-- Exercise requirements --
What you return must match the records below exactly, down to each character.

*** Excerpted data ***

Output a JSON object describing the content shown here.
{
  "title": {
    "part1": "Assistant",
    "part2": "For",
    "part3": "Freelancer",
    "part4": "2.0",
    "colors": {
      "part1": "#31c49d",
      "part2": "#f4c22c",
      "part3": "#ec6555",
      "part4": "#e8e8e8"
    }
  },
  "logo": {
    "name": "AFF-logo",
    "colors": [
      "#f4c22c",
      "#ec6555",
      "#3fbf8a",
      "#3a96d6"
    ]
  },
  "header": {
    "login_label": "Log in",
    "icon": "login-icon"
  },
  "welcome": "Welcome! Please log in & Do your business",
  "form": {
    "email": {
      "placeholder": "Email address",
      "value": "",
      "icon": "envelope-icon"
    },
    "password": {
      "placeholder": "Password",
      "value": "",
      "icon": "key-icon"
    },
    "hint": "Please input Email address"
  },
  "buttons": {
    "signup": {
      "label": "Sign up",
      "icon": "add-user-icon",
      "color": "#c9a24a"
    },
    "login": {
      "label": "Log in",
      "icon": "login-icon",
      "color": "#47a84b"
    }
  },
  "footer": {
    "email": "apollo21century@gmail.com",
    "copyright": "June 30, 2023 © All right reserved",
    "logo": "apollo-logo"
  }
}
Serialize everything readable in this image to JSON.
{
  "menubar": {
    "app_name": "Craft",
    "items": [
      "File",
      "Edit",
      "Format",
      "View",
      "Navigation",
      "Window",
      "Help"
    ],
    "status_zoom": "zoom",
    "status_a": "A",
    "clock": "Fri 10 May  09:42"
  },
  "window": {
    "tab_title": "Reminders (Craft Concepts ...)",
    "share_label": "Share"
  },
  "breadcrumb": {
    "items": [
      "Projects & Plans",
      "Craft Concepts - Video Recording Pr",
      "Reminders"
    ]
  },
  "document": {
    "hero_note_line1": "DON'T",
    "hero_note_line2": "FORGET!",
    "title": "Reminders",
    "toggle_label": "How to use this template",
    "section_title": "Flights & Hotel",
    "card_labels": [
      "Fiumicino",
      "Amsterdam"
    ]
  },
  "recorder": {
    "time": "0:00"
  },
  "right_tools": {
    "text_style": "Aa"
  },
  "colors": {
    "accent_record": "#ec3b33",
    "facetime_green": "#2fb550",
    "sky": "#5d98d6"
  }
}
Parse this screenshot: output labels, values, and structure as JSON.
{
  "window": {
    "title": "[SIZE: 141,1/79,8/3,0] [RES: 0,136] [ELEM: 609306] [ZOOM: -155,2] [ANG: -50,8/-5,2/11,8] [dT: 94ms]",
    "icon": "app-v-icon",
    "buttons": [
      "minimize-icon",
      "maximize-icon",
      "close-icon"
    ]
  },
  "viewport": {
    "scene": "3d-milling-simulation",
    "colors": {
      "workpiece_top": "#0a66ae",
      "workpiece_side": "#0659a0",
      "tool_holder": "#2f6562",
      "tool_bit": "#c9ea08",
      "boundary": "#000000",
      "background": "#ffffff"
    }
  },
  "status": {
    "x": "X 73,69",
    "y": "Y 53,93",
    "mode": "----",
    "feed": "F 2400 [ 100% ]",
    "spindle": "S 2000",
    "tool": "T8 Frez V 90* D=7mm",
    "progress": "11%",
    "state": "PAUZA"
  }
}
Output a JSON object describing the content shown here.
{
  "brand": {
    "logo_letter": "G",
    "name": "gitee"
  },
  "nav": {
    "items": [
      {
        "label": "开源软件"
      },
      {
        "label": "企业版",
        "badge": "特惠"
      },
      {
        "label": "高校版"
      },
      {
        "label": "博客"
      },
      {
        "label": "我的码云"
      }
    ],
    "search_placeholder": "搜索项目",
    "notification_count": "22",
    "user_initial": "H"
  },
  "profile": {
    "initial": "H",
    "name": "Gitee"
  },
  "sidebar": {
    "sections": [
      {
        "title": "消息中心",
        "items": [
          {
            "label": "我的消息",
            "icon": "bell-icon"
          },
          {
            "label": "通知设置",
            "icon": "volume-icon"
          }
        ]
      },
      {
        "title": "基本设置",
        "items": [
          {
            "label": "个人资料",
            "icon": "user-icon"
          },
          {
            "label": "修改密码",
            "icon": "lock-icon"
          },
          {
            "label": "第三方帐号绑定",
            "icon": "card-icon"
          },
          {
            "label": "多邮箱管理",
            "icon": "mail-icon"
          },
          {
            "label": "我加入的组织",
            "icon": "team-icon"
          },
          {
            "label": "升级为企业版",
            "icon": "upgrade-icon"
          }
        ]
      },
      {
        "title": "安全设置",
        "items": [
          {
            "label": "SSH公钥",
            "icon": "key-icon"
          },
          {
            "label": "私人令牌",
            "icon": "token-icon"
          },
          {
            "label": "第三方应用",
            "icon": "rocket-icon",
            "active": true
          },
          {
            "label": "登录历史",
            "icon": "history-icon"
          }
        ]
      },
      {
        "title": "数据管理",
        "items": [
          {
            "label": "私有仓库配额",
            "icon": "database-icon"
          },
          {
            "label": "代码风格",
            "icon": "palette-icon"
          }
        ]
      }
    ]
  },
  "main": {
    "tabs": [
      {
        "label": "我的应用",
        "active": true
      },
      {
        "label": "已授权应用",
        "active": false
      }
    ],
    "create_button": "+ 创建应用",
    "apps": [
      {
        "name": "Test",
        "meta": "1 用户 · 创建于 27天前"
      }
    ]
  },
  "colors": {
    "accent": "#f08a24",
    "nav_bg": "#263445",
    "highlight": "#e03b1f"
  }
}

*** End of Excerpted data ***

-- Answer area --
Output a JSON object describing the content shown here.
{
  "title": {
    "part1": "Assistant",
    "part2": "For",
    "part3": "Freelancer",
    "part4": "2.0",
    "colors": {
      "part1": "#31c49d",
      "part2": "#f4c22c",
      "part3": "#ec6555",
      "part4": "#e8e8e8"
    }
  },
  "logo": {
    "name": "AFF-logo",
    "colors": [
      "#f4c22c",
      "#ec6555",
      "#3fbf8a",
      "#3a96d6"
    ]
  },
  "header": {
    "login_label": "Log in",
    "icon": "login-icon"
  },
  "welcome": "Welcome! Please log in & Do your business",
  "form": {
    "email": {
      "placeholder": "Email address",
      "value": "",
      "icon": "envelope-icon"
    },
    "password": {
      "placeholder": "Password",
      "value": "",
      "icon": "key-icon"
    },
    "hint": "Please input Email address"
  },
  "buttons": {
    "signup": {
      "label": "Sign up",
      "icon": "add-user-icon",
      "color": "#c9a24a"
    },
    "login": {
      "label": "Log in",
      "icon": "login-icon",
      "color": "#47a84b"
    }
  },
  "footer": {
    "email": "apollo21century@gmail.com",
    "copyright": "June 30, 2023 © All right reserved",
    "logo": "apollo-logo"
  }
}
Serialize everything readable in this image to JSON.
{
  "menubar": {
    "app_name": "Craft",
    "items": [
      "File",
      "Edit",
      "Format",
      "View",
      "Navigation",
      "Window",
      "Help"
    ],
    "status_zoom": "zoom",
    "status_a": "A",
    "clock": "Fri 10 May  09:42"
  },
  "window": {
    "tab_title": "Reminders (Craft Concepts ...)",
    "share_label": "Share"
  },
  "breadcrumb": {
    "items": [
      "Projects & Plans",
      "Craft Concepts - Video Recording Pr",
      "Reminders"
    ]
  },
  "document": {
    "hero_note_line1": "DON'T",
    "hero_note_line2": "FORGET!",
    "title": "Reminders",
    "toggle_label": "How to use this template",
    "section_title": "Flights & Hotel",
    "card_labels": [
      "Fiumicino",
      "Amsterdam"
    ]
  },
  "recorder": {
    "time": "0:00"
  },
  "right_tools": {
    "text_style": "Aa"
  },
  "colors": {
    "accent_record": "#ec3b33",
    "facetime_green": "#2fb550",
    "sky": "#5d98d6"
  }
}
Parse this screenshot: output labels, values, and structure as JSON.
{
  "window": {
    "title": "[SIZE: 141,1/79,8/3,0] [RES: 0,136] [ELEM: 609306] [ZOOM: -155,2] [ANG: -50,8/-5,2/11,8] [dT: 94ms]",
    "icon": "app-v-icon",
    "buttons": [
      "minimize-icon",
      "maximize-icon",
      "close-icon"
    ]
  },
  "viewport": {
    "scene": "3d-milling-simulation",
    "colors": {
      "workpiece_top": "#0a66ae",
      "workpiece_side": "#0659a0",
      "tool_holder": "#2f6562",
      "tool_bit": "#c9ea08",
      "boundary": "#000000",
      "background": "#ffffff"
    }
  },
  "status": {
    "x": "X 73,69",
    "y": "Y 53,93",
    "mode": "----",
    "feed": "F 2400 [ 100% ]",
    "spindle": "S 2000",
    "tool": "T8 Frez V 90* D=7mm",
    "progress": "11%",
    "state": "PAUZA"
  }
}
Output a JSON object describing the content shown here.
{
  "brand": {
    "logo_letter": "G",
    "name": "gitee"
  },
  "nav": {
    "items": [
      {
        "label": "开源软件"
      },
      {
        "label": "企业版",
        "badge": "特惠"
      },
      {
        "label": "高校版"
      },
      {
        "label": "博客"
      },
      {
        "label": "我的码云"
      }
    ],
    "search_placeholder": "搜索项目",
    "notification_count": "22",
    "user_initial": "H"
  },
  "profile": {
    "initial": "H",
    "name": "Gitee"
  },
  "sidebar": {
    "sections": [
      {
        "title": "消息中心",
        "items": [
          {
            "label": "我的消息",
            "icon": "bell-icon"
          },
          {
            "label": "通知设置",
            "icon": "volume-icon"
          }
        ]
      },
      {
        "title": "基本设置",
        "items": [
          {
            "label": "个人资料",
            "icon": "user-icon"
          },
          {
            "label": "修改密码",
            "icon": "lock-icon"
          },
          {
            "label": "第三方帐号绑定",
            "icon": "card-icon"
          },
          {
            "label": "多邮箱管理",
            "icon": "mail-icon"
          },
          {
            "label": "我加入的组织",
            "icon": "team-icon"
          },
          {
            "label": "升级为企业版",
            "icon": "upgrade-icon"
          }
        ]
      },
      {
        "title": "安全设置",
        "items": [
          {
            "label": "SSH公钥",
            "icon": "key-icon"
          },
          {
            "label": "私人令牌",
            "icon": "token-icon"
          },
          {
            "label": "第三方应用",
            "icon": "rocket-icon",
            "active": true
          },
          {
            "label": "登录历史",
            "icon": "history-icon"
          }
        ]
      },
      {
        "title": "数据管理",
        "items": [
          {
            "label": "私有仓库配额",
            "icon": "database-icon"
          },
          {
            "label": "代码风格",
            "icon": "palette-icon"
          }
        ]
      }
    ]
  },
  "main": {
    "tabs": [
      {
        "label": "我的应用",
        "active": true
      },
      {
        "label": "已授权应用",
        "active": false
      }
    ],
    "create_button": "+ 创建应用",
    "apps": [
      {
        "name": "Test",
        "meta": "1 用户 · 创建于 27天前"
      }
    ]
  },
  "colors": {
    "accent": "#f08a24",
    "nav_bg": "#263445",
    "highlight": "#e03b1f"
  }
}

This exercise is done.